From a cosmopolitan family are beget descendants who are stolen for slavery in the American South, bringing dear reader to Fammy, who begets Clora by a black man because she wanted a black baby for her own, after enduring her master’s rapes and the selling of her children. She takes her life, as does Clora, when she envisions the future of her daughter Always. Yet Clora persists as a spiritual entity, watching her family throughout their lives. This is the story of Always, unable to follow her siblings in their escape by passing for white, who rises above her veneer of subjugation, fully prepared to live free after emancipation. Clora witnesses her family branch out again across the globe.
Cooper explicitly presents the vicarious existence of slaves, and the various ways that could procure a safer passage, as well as the intricately convoluted familial connections betwixt white masters / mistresses and slaves. The hint of dialect bumps through both races, showing the blending of cultures based on proximity, and religion also bleeds across the barriers, represented by Clora’s routine references to the Christian God. This novel offers a valuable lesson in how the foundation for systemic racism was laid and on what our country was built, in spite of the whitewashed American dream.
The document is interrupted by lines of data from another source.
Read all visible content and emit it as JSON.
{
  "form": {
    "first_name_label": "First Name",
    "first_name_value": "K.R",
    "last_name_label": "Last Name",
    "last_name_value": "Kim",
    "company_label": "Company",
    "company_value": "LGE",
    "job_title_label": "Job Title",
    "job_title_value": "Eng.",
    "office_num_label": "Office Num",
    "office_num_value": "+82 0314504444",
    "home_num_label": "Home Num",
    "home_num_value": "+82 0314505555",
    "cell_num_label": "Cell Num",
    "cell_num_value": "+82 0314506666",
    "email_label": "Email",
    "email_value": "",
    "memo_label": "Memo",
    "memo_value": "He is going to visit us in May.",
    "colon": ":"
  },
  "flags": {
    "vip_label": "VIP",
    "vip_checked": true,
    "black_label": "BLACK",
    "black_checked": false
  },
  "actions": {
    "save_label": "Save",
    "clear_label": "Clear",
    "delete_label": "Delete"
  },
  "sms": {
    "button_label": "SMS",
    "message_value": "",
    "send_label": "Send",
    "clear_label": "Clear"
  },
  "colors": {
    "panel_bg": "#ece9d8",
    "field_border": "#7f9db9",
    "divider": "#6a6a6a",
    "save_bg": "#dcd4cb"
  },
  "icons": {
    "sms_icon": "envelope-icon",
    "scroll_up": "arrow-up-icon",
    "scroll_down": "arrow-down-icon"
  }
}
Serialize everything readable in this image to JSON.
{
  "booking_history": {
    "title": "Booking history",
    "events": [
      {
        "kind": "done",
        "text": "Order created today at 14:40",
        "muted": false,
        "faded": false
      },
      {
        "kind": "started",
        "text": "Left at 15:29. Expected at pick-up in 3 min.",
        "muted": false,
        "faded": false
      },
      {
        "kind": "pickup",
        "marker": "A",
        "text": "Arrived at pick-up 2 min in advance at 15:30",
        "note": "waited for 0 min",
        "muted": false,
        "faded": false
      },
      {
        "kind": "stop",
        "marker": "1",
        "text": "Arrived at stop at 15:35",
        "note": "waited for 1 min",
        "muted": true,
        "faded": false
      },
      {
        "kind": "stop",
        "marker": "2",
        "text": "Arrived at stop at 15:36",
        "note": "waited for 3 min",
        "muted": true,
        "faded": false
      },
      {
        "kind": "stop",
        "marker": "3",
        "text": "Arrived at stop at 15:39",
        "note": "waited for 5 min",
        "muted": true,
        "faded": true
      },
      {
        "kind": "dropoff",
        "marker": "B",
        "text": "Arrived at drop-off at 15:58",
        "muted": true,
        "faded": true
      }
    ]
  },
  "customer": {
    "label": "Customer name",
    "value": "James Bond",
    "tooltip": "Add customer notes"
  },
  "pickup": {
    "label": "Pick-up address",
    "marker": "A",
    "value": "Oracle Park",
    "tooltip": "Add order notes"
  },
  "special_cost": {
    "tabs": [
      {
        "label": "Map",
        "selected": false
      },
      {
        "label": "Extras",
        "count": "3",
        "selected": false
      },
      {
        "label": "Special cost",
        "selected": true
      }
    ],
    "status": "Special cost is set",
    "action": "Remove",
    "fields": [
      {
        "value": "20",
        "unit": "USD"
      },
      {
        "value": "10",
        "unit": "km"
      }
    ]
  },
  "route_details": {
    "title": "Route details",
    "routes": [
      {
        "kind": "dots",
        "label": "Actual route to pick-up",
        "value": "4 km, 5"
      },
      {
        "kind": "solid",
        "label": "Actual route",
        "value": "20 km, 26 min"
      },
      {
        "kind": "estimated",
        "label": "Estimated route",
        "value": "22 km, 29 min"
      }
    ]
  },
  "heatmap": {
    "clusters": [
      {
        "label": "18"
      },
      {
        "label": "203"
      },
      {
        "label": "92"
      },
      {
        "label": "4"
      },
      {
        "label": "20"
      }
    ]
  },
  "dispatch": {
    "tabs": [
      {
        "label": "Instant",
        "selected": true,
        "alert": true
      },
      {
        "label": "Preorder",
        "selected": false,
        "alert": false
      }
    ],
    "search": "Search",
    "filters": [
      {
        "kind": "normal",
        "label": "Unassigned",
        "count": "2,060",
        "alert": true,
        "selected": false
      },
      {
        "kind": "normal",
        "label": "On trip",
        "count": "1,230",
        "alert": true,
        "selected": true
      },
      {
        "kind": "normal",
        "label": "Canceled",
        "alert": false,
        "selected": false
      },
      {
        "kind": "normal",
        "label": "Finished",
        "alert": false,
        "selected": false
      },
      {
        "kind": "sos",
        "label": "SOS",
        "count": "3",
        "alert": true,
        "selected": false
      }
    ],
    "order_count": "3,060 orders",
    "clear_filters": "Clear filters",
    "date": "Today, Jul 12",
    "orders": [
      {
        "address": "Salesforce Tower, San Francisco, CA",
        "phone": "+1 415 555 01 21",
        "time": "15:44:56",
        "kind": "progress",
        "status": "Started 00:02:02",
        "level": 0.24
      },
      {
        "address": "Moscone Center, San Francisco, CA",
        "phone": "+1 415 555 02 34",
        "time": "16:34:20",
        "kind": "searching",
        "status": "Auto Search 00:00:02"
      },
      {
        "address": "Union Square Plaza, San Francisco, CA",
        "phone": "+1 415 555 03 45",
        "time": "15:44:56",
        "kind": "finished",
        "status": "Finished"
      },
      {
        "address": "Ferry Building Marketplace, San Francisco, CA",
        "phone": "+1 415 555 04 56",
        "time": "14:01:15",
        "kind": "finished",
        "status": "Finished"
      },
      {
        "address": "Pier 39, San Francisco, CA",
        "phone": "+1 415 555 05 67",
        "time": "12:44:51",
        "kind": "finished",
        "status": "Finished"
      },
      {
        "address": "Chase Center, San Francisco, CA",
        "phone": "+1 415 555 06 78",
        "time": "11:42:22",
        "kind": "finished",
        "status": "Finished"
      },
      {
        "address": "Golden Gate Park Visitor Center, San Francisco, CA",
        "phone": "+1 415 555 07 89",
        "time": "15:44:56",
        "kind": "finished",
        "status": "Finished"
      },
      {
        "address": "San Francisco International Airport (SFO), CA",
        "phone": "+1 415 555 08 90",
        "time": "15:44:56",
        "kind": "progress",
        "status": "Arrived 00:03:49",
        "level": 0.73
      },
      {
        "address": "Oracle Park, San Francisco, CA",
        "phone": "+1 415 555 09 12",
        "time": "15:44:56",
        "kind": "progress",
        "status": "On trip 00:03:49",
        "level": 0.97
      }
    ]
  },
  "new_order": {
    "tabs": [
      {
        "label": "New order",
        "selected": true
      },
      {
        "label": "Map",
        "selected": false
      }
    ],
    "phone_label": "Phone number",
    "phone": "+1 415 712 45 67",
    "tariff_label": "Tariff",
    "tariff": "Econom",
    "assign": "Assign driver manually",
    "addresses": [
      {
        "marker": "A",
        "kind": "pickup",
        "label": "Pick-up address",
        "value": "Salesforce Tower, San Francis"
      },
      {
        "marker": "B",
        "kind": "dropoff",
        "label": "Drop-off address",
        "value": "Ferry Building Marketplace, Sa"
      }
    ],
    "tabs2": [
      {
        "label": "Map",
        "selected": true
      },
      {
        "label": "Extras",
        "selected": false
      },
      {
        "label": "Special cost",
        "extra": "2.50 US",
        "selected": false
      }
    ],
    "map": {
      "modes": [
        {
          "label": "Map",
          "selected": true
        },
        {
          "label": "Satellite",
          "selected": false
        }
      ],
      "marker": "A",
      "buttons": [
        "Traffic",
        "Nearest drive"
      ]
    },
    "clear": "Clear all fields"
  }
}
Read it with a careful eye toward the small references and unspoken understandings between characters.